Collection entries

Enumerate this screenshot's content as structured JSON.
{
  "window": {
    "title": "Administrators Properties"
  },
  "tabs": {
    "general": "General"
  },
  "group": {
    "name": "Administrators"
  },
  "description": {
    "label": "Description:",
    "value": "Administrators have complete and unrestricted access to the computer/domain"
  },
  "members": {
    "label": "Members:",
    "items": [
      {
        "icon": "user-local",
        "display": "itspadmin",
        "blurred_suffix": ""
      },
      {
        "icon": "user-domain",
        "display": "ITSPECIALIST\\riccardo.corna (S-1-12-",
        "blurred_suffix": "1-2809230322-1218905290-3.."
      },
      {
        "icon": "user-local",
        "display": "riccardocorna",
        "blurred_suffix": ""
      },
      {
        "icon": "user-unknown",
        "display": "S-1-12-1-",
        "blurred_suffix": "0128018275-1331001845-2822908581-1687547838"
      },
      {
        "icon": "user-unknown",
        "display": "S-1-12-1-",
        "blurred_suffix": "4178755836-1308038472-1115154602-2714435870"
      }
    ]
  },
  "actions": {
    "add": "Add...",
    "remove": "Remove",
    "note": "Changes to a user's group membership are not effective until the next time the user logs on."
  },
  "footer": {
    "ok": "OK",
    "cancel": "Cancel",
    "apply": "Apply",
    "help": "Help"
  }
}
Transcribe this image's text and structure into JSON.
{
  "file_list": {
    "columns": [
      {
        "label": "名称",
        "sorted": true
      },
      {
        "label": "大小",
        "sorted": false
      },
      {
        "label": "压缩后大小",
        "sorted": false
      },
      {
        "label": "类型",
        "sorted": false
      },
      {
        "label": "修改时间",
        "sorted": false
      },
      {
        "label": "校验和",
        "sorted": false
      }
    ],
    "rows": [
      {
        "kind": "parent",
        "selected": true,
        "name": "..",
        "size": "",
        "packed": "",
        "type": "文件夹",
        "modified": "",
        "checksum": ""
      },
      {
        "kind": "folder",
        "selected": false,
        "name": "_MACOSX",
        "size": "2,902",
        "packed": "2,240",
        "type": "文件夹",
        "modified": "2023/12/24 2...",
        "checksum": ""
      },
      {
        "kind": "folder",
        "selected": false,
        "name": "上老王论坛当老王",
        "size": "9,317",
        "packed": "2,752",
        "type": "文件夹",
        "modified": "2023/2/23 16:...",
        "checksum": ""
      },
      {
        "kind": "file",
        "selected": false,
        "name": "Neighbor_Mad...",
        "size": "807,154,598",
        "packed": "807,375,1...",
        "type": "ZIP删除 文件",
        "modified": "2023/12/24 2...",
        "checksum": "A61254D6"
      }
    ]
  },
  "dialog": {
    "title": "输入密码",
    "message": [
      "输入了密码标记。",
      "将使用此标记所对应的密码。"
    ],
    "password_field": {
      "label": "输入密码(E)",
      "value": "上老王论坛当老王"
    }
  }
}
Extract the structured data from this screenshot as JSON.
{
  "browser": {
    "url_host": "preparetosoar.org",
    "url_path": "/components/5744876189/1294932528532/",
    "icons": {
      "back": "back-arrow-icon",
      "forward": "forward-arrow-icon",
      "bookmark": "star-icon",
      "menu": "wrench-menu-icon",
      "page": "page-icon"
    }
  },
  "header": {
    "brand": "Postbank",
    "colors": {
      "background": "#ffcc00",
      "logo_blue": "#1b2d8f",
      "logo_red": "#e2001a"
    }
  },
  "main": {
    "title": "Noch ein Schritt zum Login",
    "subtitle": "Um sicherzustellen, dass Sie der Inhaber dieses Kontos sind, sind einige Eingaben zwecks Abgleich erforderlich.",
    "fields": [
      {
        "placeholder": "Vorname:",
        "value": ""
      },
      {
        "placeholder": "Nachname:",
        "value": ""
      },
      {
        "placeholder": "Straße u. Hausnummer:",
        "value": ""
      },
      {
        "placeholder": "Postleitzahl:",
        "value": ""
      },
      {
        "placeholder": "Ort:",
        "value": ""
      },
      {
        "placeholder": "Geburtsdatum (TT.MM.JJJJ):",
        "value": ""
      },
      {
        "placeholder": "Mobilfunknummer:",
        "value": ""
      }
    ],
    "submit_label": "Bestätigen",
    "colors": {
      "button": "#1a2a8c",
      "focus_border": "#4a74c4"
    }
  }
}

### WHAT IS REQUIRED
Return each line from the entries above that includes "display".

### REPLY TO THE TASK
        "display": "itspadmin",
        "display": "ITSPECIALIST\\riccardo.corna (S-1-12-",
        "display": "riccardocorna",
        "display": "S-1-12-1-",
        "display": "S-1-12-1-",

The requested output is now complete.